Data about app and page elements
▼

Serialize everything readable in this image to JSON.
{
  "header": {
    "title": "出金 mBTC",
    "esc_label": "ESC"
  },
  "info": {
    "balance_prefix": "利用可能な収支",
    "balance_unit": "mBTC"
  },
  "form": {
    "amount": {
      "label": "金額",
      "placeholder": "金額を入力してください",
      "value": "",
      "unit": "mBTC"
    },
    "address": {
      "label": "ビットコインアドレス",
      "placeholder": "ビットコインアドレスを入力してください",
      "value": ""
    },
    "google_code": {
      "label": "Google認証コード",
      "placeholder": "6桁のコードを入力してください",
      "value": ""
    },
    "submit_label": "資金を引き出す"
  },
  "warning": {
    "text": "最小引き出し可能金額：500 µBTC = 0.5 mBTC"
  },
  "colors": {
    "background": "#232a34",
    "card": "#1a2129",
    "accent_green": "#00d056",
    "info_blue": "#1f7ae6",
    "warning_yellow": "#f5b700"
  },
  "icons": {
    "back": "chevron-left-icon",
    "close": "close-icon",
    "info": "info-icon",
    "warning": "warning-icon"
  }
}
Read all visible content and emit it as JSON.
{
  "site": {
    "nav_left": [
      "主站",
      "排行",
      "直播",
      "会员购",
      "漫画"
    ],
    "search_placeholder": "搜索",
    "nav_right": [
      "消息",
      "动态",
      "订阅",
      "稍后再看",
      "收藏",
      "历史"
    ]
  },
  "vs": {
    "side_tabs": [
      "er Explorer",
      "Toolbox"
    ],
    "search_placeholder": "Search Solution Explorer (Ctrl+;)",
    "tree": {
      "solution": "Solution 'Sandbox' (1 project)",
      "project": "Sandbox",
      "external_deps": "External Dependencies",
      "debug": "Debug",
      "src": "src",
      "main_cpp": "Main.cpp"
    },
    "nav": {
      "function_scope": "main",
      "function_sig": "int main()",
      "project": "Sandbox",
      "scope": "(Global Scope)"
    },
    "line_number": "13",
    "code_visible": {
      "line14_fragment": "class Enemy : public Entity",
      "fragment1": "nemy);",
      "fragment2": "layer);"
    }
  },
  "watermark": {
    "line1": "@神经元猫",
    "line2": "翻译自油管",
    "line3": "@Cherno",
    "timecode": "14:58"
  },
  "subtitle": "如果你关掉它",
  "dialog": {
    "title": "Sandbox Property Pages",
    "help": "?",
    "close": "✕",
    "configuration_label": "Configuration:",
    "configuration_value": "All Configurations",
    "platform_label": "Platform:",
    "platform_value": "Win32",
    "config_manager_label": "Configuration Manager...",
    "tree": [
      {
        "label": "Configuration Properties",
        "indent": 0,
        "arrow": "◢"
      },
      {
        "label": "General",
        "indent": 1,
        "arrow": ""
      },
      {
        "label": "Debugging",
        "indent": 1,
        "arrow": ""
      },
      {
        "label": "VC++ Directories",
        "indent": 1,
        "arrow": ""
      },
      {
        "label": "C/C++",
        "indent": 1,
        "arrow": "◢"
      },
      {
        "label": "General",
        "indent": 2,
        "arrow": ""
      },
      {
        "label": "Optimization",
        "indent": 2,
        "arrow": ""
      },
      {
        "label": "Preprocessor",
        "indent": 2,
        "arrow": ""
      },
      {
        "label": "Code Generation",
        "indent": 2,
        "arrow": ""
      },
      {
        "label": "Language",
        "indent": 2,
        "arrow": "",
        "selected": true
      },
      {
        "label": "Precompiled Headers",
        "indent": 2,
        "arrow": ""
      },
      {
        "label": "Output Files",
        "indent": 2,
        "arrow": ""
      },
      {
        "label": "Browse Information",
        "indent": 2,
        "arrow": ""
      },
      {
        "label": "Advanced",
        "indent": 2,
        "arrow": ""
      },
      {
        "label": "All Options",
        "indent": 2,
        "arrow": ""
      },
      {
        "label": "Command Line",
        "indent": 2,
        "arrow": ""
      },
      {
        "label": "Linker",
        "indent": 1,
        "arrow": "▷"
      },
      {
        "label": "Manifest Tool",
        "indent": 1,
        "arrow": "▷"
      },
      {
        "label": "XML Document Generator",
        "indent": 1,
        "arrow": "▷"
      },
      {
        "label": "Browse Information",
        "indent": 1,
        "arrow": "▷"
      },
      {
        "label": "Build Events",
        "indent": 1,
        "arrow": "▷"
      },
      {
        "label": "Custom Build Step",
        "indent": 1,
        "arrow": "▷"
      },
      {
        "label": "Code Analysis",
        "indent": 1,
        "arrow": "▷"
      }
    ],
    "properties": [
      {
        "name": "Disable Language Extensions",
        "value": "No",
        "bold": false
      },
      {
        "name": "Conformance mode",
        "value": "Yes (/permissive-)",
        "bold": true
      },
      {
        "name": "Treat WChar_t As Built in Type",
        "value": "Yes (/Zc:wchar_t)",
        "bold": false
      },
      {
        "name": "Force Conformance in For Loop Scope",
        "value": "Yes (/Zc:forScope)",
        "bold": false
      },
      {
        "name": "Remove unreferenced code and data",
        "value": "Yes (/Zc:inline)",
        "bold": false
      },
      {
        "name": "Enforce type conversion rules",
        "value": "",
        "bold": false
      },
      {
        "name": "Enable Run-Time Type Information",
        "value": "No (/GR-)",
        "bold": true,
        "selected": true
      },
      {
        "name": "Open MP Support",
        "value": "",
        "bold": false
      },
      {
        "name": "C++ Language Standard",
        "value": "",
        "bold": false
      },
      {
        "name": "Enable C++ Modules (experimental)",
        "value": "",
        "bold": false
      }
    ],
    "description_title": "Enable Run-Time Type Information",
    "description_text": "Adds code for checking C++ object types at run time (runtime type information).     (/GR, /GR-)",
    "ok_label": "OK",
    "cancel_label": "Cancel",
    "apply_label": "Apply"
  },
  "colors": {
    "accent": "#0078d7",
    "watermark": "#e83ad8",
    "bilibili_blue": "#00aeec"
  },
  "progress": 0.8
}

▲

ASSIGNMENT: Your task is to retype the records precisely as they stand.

EXERCISE OUTPUT:
Serialize everything readable in this image to JSON.
{
  "header": {
    "title": "出金 mBTC",
    "esc_label": "ESC"
  },
  "info": {
    "balance_prefix": "利用可能な収支",
    "balance_unit": "mBTC"
  },
  "form": {
    "amount": {
      "label": "金額",
      "placeholder": "金額を入力してください",
      "value": "",
      "unit": "mBTC"
    },
    "address": {
      "label": "ビットコインアドレス",
      "placeholder": "ビットコインアドレスを入力してください",
      "value": ""
    },
    "google_code": {
      "label": "Google認証コード",
      "placeholder": "6桁のコードを入力してください",
      "value": ""
    },
    "submit_label": "資金を引き出す"
  },
  "warning": {
    "text": "最小引き出し可能金額：500 µBTC = 0.5 mBTC"
  },
  "colors": {
    "background": "#232a34",
    "card": "#1a2129",
    "accent_green": "#00d056",
    "info_blue": "#1f7ae6",
    "warning_yellow": "#f5b700"
  },
  "icons": {
    "back": "chevron-left-icon",
    "close": "close-icon",
    "info": "info-icon",
    "warning": "warning-icon"
  }
}
Read all visible content and emit it as JSON.
{
  "site": {
    "nav_left": [
      "主站",
      "排行",
      "直播",
      "会员购",
      "漫画"
    ],
    "search_placeholder": "搜索",
    "nav_right": [
      "消息",
      "动态",
      "订阅",
      "稍后再看",
      "收藏",
      "历史"
    ]
  },
  "vs": {
    "side_tabs": [
      "er Explorer",
      "Toolbox"
    ],
    "search_placeholder": "Search Solution Explorer (Ctrl+;)",
    "tree": {
      "solution": "Solution 'Sandbox' (1 project)",
      "project": "Sandbox",
      "external_deps": "External Dependencies",
      "debug": "Debug",
      "src": "src",
      "main_cpp": "Main.cpp"
    },
    "nav": {
      "function_scope": "main",
      "function_sig": "int main()",
      "project": "Sandbox",
      "scope": "(Global Scope)"
    },
    "line_number": "13",
    "code_visible": {
      "line14_fragment": "class Enemy : public Entity",
      "fragment1": "nemy);",
      "fragment2": "layer);"
    }
  },
  "watermark": {
    "line1": "@神经元猫",
    "line2": "翻译自油管",
    "line3": "@Cherno",
    "timecode": "14:58"
  },
  "subtitle": "如果你关掉它",
  "dialog": {
    "title": "Sandbox Property Pages",
    "help": "?",
    "close": "✕",
    "configuration_label": "Configuration:",
    "configuration_value": "All Configurations",
    "platform_label": "Platform:",
    "platform_value": "Win32",
    "config_manager_label": "Configuration Manager...",
    "tree": [
      {
        "label": "Configuration Properties",
        "indent": 0,
        "arrow": "◢"
      },
      {
        "label": "General",
        "indent": 1,
        "arrow": ""
      },
      {
        "label": "Debugging",
        "indent": 1,
        "arrow": ""
      },
      {
        "label": "VC++ Directories",
        "indent": 1,
        "arrow": ""
      },
      {
        "label": "C/C++",
        "indent": 1,
        "arrow": "◢"
      },
      {
        "label": "General",
        "indent": 2,
        "arrow": ""
      },
      {
        "label": "Optimization",
        "indent": 2,
        "arrow": ""
      },
      {
        "label": "Preprocessor",
        "indent": 2,
        "arrow": ""
      },
      {
        "label": "Code Generation",
        "indent": 2,
        "arrow": ""
      },
      {
        "label": "Language",
        "indent": 2,
        "arrow": "",
        "selected": true
      },
      {
        "label": "Precompiled Headers",
        "indent": 2,
        "arrow": ""
      },
      {
        "label": "Output Files",
        "indent": 2,
        "arrow": ""
      },
      {
        "label": "Browse Information",
        "indent": 2,
        "arrow": ""
      },
      {
        "label": "Advanced",
        "indent": 2,
        "arrow": ""
      },
      {
        "label": "All Options",
        "indent": 2,
        "arrow": ""
      },
      {
        "label": "Command Line",
        "indent": 2,
        "arrow": ""
      },
      {
        "label": "Linker",
        "indent": 1,
        "arrow": "▷"
      },
      {
        "label": "Manifest Tool",
        "indent": 1,
        "arrow": "▷"
      },
      {
        "label": "XML Document Generator",
        "indent": 1,
        "arrow": "▷"
      },
      {
        "label": "Browse Information",
        "indent": 1,
        "arrow": "▷"
      },
      {
        "label": "Build Events",
        "indent": 1,
        "arrow": "▷"
      },
      {
        "label": "Custom Build Step",
        "indent": 1,
        "arrow": "▷"
      },
      {
        "label": "Code Analysis",
        "indent": 1,
        "arrow": "▷"
      }
    ],
    "properties": [
      {
        "name": "Disable Language Extensions",
        "value": "No",
        "bold": false
      },
      {
        "name": "Conformance mode",
        "value": "Yes (/permissive-)",
        "bold": true
      },
      {
        "name": "Treat WChar_t As Built in Type",
        "value": "Yes (/Zc:wchar_t)",
        "bold": false
      },
      {
        "name": "Force Conformance in For Loop Scope",
        "value": "Yes (/Zc:forScope)",
        "bold": false
      },
      {
        "name": "Remove unreferenced code and data",
        "value": "Yes (/Zc:inline)",
        "bold": false
      },
      {
        "name": "Enforce type conversion rules",
        "value": "",
        "bold": false
      },
      {
        "name": "Enable Run-Time Type Information",
        "value": "No (/GR-)",
        "bold": true,
        "selected": true
      },
      {
        "name": "Open MP Support",
        "value": "",
        "bold": false
      },
      {
        "name": "C++ Language Standard",
        "value": "",
        "bold": false
      },
      {
        "name": "Enable C++ Modules (experimental)",
        "value": "",
        "bold": false
      }
    ],
    "description_title": "Enable Run-Time Type Information",
    "description_text": "Adds code for checking C++ object types at run time (runtime type information).     (/GR, /GR-)",
    "ok_label": "OK",
    "cancel_label": "Cancel",
    "apply_label": "Apply"
  },
  "colors": {
    "accent": "#0078d7",
    "watermark": "#e83ad8",
    "bilibili_blue": "#00aeec"
  },
  "progress": 0.8
}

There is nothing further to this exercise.